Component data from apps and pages
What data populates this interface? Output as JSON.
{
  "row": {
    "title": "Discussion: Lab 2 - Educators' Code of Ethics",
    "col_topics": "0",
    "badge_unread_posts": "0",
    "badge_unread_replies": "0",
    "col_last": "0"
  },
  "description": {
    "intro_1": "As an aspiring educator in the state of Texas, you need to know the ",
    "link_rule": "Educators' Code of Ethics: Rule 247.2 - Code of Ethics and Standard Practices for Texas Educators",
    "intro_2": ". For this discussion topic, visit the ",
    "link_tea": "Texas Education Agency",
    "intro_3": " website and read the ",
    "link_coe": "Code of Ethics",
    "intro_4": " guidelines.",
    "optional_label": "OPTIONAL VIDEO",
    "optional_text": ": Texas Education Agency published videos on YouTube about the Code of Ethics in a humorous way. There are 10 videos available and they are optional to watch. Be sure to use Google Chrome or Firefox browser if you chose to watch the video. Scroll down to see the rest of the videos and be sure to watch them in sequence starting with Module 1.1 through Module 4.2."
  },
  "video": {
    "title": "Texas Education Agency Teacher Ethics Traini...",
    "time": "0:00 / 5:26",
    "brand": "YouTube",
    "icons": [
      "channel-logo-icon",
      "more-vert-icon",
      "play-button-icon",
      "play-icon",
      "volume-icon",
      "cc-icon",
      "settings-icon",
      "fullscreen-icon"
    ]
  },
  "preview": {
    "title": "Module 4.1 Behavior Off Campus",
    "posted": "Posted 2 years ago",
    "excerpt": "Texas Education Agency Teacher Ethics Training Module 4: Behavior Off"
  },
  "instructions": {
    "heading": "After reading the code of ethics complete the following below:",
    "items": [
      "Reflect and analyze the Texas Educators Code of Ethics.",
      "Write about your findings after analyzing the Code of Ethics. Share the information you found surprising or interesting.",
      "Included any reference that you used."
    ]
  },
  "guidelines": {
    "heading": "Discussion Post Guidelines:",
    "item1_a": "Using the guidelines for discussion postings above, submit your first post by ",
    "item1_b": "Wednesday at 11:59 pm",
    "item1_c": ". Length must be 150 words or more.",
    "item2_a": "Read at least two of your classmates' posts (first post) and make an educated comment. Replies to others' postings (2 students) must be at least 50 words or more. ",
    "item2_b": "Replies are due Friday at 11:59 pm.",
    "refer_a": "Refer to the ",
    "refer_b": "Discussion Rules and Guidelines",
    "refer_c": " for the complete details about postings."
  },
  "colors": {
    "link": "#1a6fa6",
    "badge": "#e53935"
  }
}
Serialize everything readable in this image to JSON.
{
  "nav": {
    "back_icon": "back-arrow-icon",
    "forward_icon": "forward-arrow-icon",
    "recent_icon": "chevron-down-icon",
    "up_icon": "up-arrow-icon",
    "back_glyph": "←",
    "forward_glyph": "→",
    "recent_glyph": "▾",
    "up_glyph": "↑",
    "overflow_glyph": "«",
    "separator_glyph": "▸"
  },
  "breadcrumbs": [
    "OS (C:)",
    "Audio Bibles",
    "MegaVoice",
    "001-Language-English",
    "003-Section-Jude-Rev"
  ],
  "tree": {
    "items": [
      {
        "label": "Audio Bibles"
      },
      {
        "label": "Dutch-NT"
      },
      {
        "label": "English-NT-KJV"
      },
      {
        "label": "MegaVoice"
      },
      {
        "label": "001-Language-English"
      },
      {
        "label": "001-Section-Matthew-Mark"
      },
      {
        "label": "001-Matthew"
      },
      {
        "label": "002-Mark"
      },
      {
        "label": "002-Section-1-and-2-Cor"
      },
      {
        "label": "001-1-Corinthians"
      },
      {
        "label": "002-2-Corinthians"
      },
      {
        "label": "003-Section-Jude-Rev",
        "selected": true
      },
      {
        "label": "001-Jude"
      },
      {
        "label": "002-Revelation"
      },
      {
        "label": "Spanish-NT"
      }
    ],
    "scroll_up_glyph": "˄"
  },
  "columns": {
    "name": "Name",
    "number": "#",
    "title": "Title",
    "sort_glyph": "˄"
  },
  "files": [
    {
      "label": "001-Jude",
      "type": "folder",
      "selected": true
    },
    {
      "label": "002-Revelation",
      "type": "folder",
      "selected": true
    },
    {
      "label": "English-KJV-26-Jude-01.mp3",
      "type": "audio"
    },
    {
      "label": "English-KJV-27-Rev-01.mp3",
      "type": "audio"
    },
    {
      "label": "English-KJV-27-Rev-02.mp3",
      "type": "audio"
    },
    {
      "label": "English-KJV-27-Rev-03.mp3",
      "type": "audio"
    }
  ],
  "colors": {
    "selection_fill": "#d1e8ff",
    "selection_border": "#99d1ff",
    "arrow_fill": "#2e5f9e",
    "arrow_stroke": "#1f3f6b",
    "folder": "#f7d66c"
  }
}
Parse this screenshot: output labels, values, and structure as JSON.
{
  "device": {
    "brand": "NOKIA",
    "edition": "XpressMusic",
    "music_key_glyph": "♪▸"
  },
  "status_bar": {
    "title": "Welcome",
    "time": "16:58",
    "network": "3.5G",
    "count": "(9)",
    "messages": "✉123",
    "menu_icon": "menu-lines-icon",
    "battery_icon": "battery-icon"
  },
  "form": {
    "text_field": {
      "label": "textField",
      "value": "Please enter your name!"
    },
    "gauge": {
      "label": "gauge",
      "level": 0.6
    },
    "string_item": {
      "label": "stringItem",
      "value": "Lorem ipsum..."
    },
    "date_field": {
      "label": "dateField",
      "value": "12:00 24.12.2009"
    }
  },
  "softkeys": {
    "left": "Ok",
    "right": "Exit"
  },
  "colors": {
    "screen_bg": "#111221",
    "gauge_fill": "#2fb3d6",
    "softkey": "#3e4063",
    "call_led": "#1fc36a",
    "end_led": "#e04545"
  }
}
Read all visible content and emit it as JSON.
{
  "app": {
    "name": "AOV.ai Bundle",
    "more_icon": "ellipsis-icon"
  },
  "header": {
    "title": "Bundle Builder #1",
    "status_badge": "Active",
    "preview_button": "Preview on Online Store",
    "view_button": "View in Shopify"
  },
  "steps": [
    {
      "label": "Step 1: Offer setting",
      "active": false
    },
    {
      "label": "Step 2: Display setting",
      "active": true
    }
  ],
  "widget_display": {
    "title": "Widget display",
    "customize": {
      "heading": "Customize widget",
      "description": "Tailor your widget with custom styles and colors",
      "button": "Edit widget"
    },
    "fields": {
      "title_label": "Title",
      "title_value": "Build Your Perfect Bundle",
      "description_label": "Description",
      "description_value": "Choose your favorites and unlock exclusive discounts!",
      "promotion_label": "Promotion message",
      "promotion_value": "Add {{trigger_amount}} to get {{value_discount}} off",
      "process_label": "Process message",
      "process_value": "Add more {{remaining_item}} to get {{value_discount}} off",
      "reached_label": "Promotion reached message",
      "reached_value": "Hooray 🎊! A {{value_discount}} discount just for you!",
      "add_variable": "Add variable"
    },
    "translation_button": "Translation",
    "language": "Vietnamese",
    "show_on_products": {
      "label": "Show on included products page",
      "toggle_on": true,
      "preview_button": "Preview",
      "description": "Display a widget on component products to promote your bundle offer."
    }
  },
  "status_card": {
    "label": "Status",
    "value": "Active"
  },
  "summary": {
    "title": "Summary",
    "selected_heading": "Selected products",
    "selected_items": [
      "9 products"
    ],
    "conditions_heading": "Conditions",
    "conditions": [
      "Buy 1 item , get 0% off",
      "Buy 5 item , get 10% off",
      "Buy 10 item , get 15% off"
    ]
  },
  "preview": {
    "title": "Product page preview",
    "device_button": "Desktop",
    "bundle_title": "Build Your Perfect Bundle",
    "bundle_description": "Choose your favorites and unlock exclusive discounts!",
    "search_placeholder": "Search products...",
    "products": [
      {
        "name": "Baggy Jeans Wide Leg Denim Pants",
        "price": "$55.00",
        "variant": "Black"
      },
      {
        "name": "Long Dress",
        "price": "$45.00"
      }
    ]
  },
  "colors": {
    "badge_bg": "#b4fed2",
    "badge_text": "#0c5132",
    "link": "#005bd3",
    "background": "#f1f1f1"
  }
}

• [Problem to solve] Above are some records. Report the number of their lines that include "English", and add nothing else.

• [Problem solution] 7